_Activity_
From the entries that follow, copy each line in which "icon" appears.

====== Entries supplied

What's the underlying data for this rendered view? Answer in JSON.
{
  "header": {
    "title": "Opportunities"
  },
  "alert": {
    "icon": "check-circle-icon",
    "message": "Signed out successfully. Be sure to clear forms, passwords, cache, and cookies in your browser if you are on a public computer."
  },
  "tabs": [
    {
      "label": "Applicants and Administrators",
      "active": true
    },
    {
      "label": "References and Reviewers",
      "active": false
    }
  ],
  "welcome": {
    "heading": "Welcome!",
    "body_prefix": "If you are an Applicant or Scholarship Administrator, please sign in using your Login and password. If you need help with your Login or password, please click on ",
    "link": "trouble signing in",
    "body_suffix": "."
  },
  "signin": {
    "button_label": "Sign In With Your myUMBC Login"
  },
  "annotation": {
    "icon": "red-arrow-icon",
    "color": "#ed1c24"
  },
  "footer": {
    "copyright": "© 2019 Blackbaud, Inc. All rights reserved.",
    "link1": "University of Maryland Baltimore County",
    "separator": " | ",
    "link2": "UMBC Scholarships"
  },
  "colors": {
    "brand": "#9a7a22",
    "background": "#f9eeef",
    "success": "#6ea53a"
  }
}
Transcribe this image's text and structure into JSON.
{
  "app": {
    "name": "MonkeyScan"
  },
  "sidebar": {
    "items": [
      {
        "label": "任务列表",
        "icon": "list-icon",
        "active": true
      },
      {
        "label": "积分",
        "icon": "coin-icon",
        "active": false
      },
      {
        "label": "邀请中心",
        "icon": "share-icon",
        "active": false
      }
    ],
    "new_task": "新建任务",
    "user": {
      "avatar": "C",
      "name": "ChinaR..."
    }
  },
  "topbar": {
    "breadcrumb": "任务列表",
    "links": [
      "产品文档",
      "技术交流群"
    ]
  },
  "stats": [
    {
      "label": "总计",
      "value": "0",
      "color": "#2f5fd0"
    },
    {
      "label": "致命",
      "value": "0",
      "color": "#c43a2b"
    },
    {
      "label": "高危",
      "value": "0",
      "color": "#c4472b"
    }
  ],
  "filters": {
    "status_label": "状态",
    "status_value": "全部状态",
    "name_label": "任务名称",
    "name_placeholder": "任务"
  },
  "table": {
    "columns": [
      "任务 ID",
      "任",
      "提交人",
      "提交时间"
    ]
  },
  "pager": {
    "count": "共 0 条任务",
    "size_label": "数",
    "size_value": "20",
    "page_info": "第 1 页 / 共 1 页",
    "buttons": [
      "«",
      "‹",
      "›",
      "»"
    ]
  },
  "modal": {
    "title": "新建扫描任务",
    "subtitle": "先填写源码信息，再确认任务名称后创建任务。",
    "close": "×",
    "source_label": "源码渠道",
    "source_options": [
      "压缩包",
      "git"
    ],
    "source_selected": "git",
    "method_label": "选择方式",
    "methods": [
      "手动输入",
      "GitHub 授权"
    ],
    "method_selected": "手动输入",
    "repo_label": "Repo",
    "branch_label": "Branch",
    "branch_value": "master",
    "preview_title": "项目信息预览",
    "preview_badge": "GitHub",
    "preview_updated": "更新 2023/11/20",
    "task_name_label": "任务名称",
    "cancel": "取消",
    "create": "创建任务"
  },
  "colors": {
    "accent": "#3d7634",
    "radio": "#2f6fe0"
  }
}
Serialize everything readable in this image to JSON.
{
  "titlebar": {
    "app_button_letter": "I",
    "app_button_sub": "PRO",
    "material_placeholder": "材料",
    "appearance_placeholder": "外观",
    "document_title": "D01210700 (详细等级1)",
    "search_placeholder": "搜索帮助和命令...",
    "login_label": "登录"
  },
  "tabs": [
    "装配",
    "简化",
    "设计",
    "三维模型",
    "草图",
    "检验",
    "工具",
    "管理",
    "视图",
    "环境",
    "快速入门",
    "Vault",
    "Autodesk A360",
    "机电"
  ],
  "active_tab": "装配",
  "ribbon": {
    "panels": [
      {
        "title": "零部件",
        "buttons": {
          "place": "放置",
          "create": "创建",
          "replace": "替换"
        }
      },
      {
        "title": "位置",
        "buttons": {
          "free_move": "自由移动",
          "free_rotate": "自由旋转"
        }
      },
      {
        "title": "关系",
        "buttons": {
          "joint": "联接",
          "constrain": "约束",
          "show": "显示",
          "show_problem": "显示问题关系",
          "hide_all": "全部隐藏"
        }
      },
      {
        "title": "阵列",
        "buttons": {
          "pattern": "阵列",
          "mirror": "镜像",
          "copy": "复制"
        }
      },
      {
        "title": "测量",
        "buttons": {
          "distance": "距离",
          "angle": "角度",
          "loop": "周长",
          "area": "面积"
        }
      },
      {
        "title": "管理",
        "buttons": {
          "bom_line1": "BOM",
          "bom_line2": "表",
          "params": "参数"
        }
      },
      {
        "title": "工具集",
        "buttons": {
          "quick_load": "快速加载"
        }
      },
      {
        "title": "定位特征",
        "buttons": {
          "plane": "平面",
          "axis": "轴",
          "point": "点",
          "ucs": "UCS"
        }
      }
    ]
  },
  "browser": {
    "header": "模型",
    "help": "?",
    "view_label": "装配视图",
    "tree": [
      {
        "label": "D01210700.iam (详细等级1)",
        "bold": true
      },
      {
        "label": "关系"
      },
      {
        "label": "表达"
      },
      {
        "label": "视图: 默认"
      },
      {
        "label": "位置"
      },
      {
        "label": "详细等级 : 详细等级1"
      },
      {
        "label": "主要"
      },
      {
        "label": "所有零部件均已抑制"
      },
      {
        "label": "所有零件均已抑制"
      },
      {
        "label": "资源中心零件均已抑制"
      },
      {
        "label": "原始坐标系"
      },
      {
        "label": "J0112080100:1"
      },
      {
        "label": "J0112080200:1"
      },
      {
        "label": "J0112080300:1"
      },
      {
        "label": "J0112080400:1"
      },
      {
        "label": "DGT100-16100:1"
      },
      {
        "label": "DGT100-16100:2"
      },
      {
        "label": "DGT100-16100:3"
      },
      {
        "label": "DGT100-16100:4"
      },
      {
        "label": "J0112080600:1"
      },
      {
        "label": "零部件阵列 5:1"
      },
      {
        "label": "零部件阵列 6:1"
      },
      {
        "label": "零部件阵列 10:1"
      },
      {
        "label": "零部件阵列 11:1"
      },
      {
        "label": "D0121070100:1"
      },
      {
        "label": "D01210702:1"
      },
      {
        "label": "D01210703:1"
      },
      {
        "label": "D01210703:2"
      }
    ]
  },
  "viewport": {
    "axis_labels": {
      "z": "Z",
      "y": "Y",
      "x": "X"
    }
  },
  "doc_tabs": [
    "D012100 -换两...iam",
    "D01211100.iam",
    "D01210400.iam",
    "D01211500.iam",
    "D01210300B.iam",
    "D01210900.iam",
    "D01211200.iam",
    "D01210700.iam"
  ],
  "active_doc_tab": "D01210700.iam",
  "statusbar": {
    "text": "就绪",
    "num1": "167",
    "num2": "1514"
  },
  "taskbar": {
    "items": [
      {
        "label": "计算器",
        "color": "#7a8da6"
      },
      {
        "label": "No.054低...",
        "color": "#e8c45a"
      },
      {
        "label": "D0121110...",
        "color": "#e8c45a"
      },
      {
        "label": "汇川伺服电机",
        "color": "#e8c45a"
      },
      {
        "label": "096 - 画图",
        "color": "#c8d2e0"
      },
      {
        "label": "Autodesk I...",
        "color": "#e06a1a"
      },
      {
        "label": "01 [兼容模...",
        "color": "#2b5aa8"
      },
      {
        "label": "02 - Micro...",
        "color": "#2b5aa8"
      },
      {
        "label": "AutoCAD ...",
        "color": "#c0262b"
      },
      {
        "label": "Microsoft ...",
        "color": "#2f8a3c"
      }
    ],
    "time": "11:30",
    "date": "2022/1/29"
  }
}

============

_Answer to the exercise_
    "icon": "check-circle-icon",
    "icon": "red-arrow-icon",
        "icon": "list-icon",
        "icon": "coin-icon",
        "icon": "share-icon",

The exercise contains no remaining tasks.